I have tremendous respect for Jane Jeong Trenka and the work she has done to change attitudes and laws around single parenting and intercountry adoption in Korea. The work she does and has done has made a real difference in the lives of single Korean mothers and their children, and should be applauded.
But in the article I referenced in my last post - How to stop languishing and get yourself adopted - Jane has oversimplified a really complex issue. This may be the first time I have to say I really don't agree with Jane's view of her subject.
If I don't misinterpret, Jane reasons that the number of adoptable children in foster care (104,236 in 2011 according to AFCARS #19) is the result of prospective adoptive parents who seek to infant adoptions while rejecting the older children and sibling groups who need them.
A couple of stats to broaden the discussion ...
  • 50,516 U.S. children adopted from foster care in 2011 (AFCARS #19)
  • 9,320 intercountry adoptions (US State Dept 2011)
  • 18,000 estimated private domestic non-relative adoptions annually (AdoptionGuide.com)
  • 310,000,000 approximate U.S. population in 2011
... which in turn raise a couple of questions:
  • If demand-driven adoption programs no longer existed, would the 27K consider adopting from foster care?
  • If they all did, would that provide homes for the 100K children waiting?
  • With a general population of 310M, why have only 50K people stepped up to adopting a child from foster care?
Prospective adopters would have several choices to consider if infant adoption programs no longer existed: live without children, very wrongly turn to the black market for a child, or adopt an older child from foster care.  Even if every one of them adopted an older child, many thousands of adoptable kids would remain in foster care.

I believe the numbers point to a lack of concern or interest among the general population, which is a much more complex issue than Jane's article suggests.

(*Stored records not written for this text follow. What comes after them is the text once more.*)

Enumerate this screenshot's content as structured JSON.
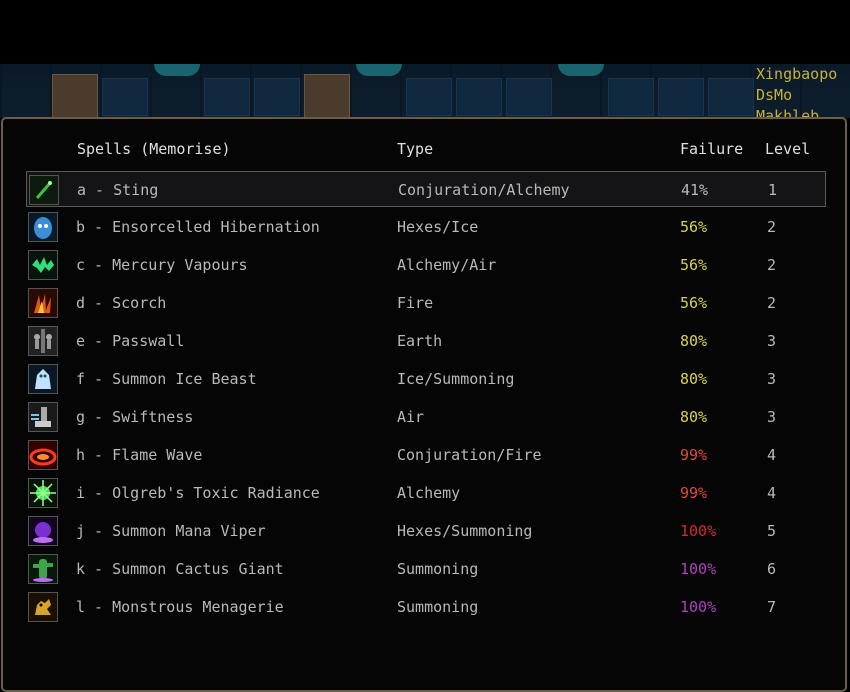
{
  "players": [
    "Xingbaopo",
    "DsMo",
    "Makhleb"
  ],
  "headers": {
    "title": "Spells (Memorise)",
    "type": "Type",
    "failure": "Failure",
    "level": "Level"
  },
  "spells": [
    {
      "name": "a - Sting",
      "type": "Conjuration/Alchemy",
      "failure": "41%",
      "level": "1",
      "color": "#b9b9b9",
      "icon": "sting-icon"
    },
    {
      "name": "b - Ensorcelled Hibernation",
      "type": "Hexes/Ice",
      "failure": "56%",
      "level": "2",
      "color": "#d9d44b",
      "icon": "hibernation-icon"
    },
    {
      "name": "c - Mercury Vapours",
      "type": "Alchemy/Air",
      "failure": "56%",
      "level": "2",
      "color": "#d9d44b",
      "icon": "mercury-vapours-icon"
    },
    {
      "name": "d - Scorch",
      "type": "Fire",
      "failure": "56%",
      "level": "2",
      "color": "#d9d44b",
      "icon": "scorch-icon"
    },
    {
      "name": "e - Passwall",
      "type": "Earth",
      "failure": "80%",
      "level": "3",
      "color": "#d9d44b",
      "icon": "passwall-icon"
    },
    {
      "name": "f - Summon Ice Beast",
      "type": "Ice/Summoning",
      "failure": "80%",
      "level": "3",
      "color": "#d9d44b",
      "icon": "ice-beast-icon"
    },
    {
      "name": "g - Swiftness",
      "type": "Air",
      "failure": "80%",
      "level": "3",
      "color": "#d9d44b",
      "icon": "swiftness-icon"
    },
    {
      "name": "h - Flame Wave",
      "type": "Conjuration/Fire",
      "failure": "99%",
      "level": "4",
      "color": "#e04a3a",
      "icon": "flame-wave-icon"
    },
    {
      "name": "i - Olgreb's Toxic Radiance",
      "type": "Alchemy",
      "failure": "99%",
      "level": "4",
      "color": "#e04a3a",
      "icon": "toxic-radiance-icon"
    },
    {
      "name": "j - Summon Mana Viper",
      "type": "Hexes/Summoning",
      "failure": "100%",
      "level": "5",
      "color": "#d42a2a",
      "icon": "mana-viper-icon"
    },
    {
      "name": "k - Summon Cactus Giant",
      "type": "Summoning",
      "failure": "100%",
      "level": "6",
      "color": "#b040c0",
      "icon": "cactus-giant-icon"
    },
    {
      "name": "l - Monstrous Menagerie",
      "type": "Summoning",
      "failure": "100%",
      "level": "7",
      "color": "#b040c0",
      "icon": "menagerie-icon"
    }
  ]
}
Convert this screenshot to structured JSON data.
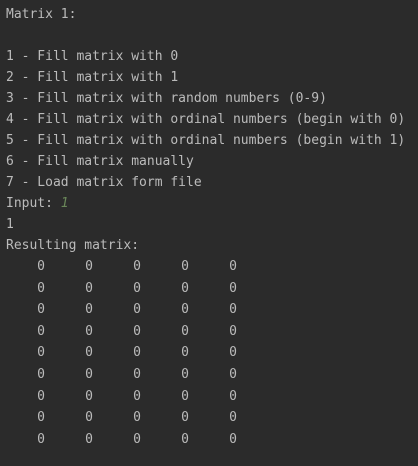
{
  "console": {
    "header": "Matrix 1:",
    "menu": [
      "1 - Fill matrix with 0",
      "2 - Fill matrix with 1",
      "3 - Fill matrix with random numbers (0-9)",
      "4 - Fill matrix with ordinal numbers (begin with 0)",
      "5 - Fill matrix with ordinal numbers (begin with 1)",
      "6 - Fill matrix manually",
      "7 - Load matrix form file"
    ],
    "input_prompt": "Input: ",
    "input_value": "1",
    "echo": "1",
    "result_label": "Resulting matrix:",
    "matrix": [
      [
        "0",
        "0",
        "0",
        "0",
        "0"
      ],
      [
        "0",
        "0",
        "0",
        "0",
        "0"
      ],
      [
        "0",
        "0",
        "0",
        "0",
        "0"
      ],
      [
        "0",
        "0",
        "0",
        "0",
        "0"
      ],
      [
        "0",
        "0",
        "0",
        "0",
        "0"
      ],
      [
        "0",
        "0",
        "0",
        "0",
        "0"
      ],
      [
        "0",
        "0",
        "0",
        "0",
        "0"
      ],
      [
        "0",
        "0",
        "0",
        "0",
        "0"
      ],
      [
        "0",
        "0",
        "0",
        "0",
        "0"
      ]
    ]
  },
  "colors": {
    "background": "#2b2b2b",
    "text": "#bbbbbb",
    "user_input": "#6a8759"
  }
}
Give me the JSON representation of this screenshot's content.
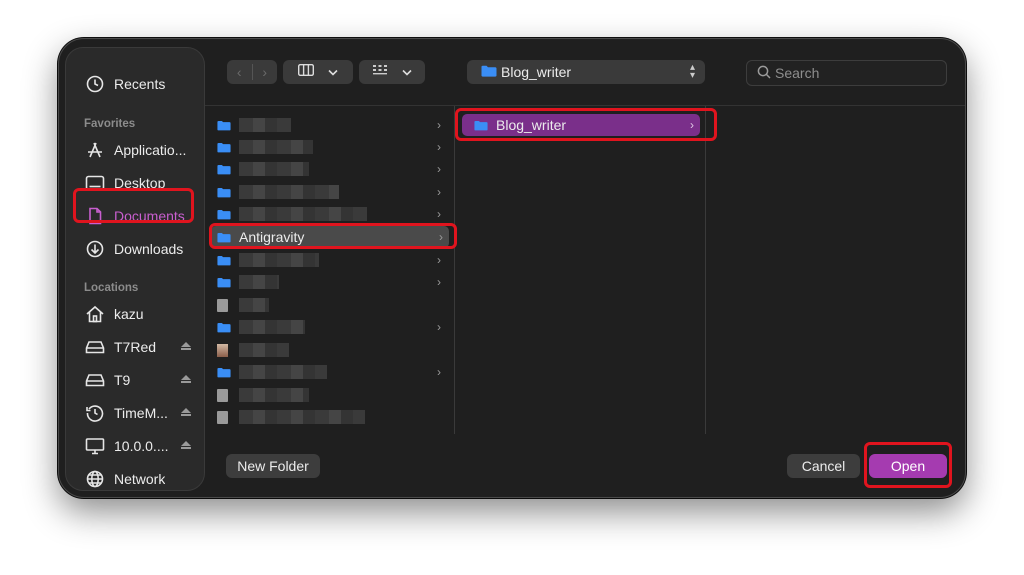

I'm as guilty as every non-adoptive parent for failing to do more for these children.

Again, I say this with all due respect to Jane, whom I respect and admire.